Myanmar causing tension within ASEAN?

Updated On: Apr 25, 2006

The recent informal ASEAN meeting in Ubud, Bali saw no change in the regional grouping's policies on the recalcitrant member, Myanmar.

Although ASEAN is increasingly frustrated by the lack of democratic reform in the junta-run state, and harassed by heightened international criticism, it admits to being hamstrung by regional politics and the inability to influence Myanmar. This is allegedly causing tension within the grouping.

Malaysian Foreign Minister Syed Hamid Albar said that ASEAN ministers were disappointed after failing to agree on a common strategy to tackle the problem. Options were limited by ASEAN's policy of non-interference in members' domestic affairs. He told Bernama, “I think we recognised that the Myanmar issue has crept in to disunite ASEAN because there are different views held but we cannot project that to the world.” He added that although no answer was found, at least the issue was addressed. He concluded, “If Myanmar does not want to make a move, there is nothing we can do.” He also disapproved of isolating Myanmar or using economic sanctions, seeing positive engagement as the way. Nonetheless, he felt that ASEAN's non-interference policy should be reviewed as "non-interference does not mean that we ignore things that could weaken ASEAN”.

Indonesian Foreign Minister Hassan Wirajuda said, “All we can do is to tell them of the international reaction… We cannot press them or intervene in their affairs.”Singapore also suggested that ASEAN should back off and allow Burma to progress toward democracy. Singapore Foreign Minister George Yeo told the press “the problem was that when the issue involved an ASEAN member, it became a domestic political issue in the other member countries”. He emphasized the “importance of Myanmar (Burma) staying on the roadmap toward democracy” and “call for the release of Aung San Suu Kyi”.

Thai Foreign Minister Kantathi Suphamongkhon said the ASEAN community will continue to encourage Yangon to establish democratic rule and draft a Constitution as part of the process towards national reconciliation.

Already, EU foreign policy chief Javier Solana supports more active engagement. He said, “We share the same frustration and we think that together we have to see how we can get Myanmar to evolve in the direction that it is supposed to evolve in… [Myanmar] should be a country that has the same rules and the same behaviour [as other member states have].”

Burmese Minister Nyan Win promised to report all concerns expressed by the ASEAN ministers to the generals at home.


Move to boost ASEAN's Role (Thai News Agency, 21 April 2006)

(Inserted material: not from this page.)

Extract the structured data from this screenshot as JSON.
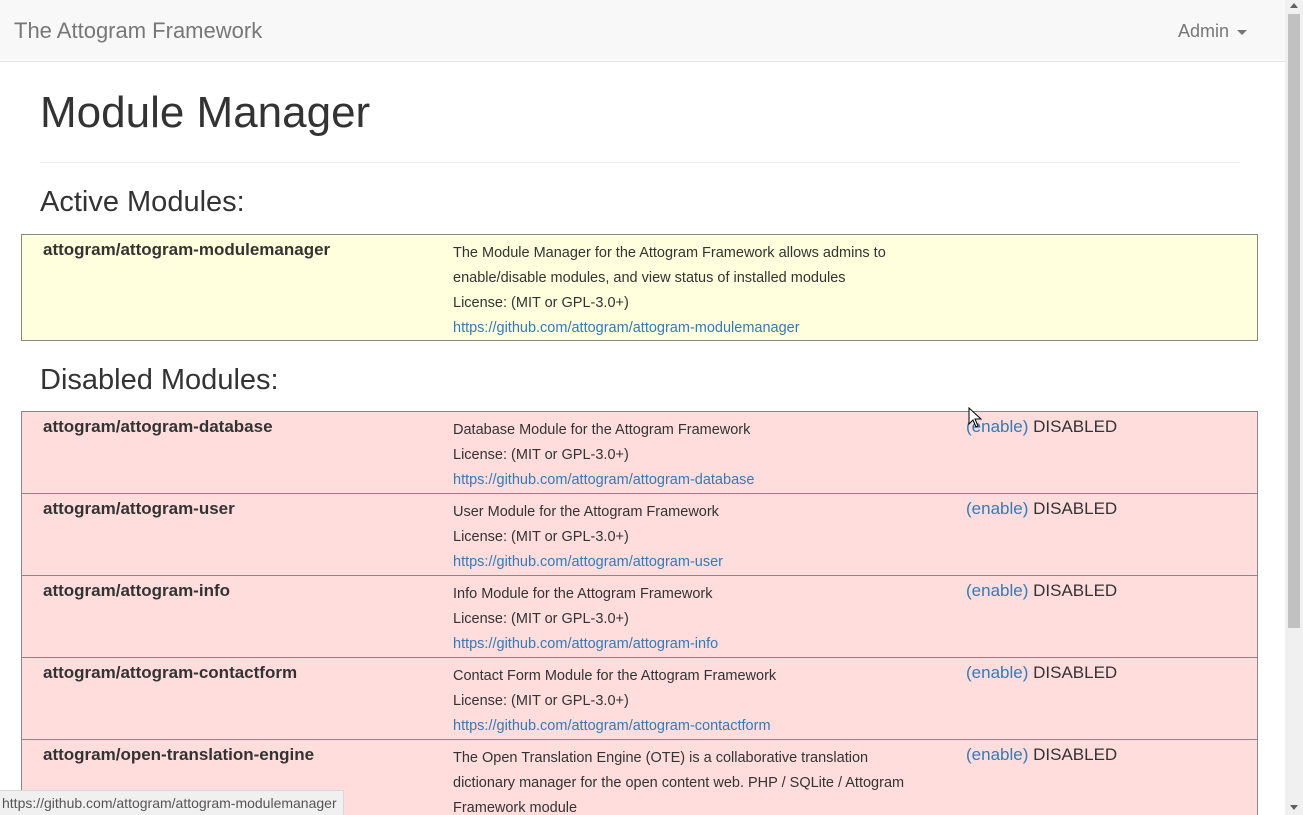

EU shares ASEAN frustration over Myanmar (AFP, 21 April 2006)

ASEAN meeting goes easy on Burma (The Nation, 20 April 2006)

ASEAN relents to give Burma more time to change (The Nation, 21 April 2006)

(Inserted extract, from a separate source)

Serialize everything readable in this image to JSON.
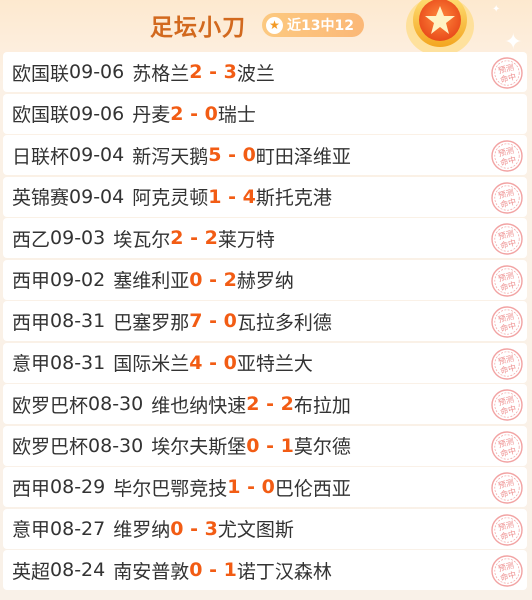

ASEAN fails to find new way to force reform in Myanmar (AP, 20 April 2006)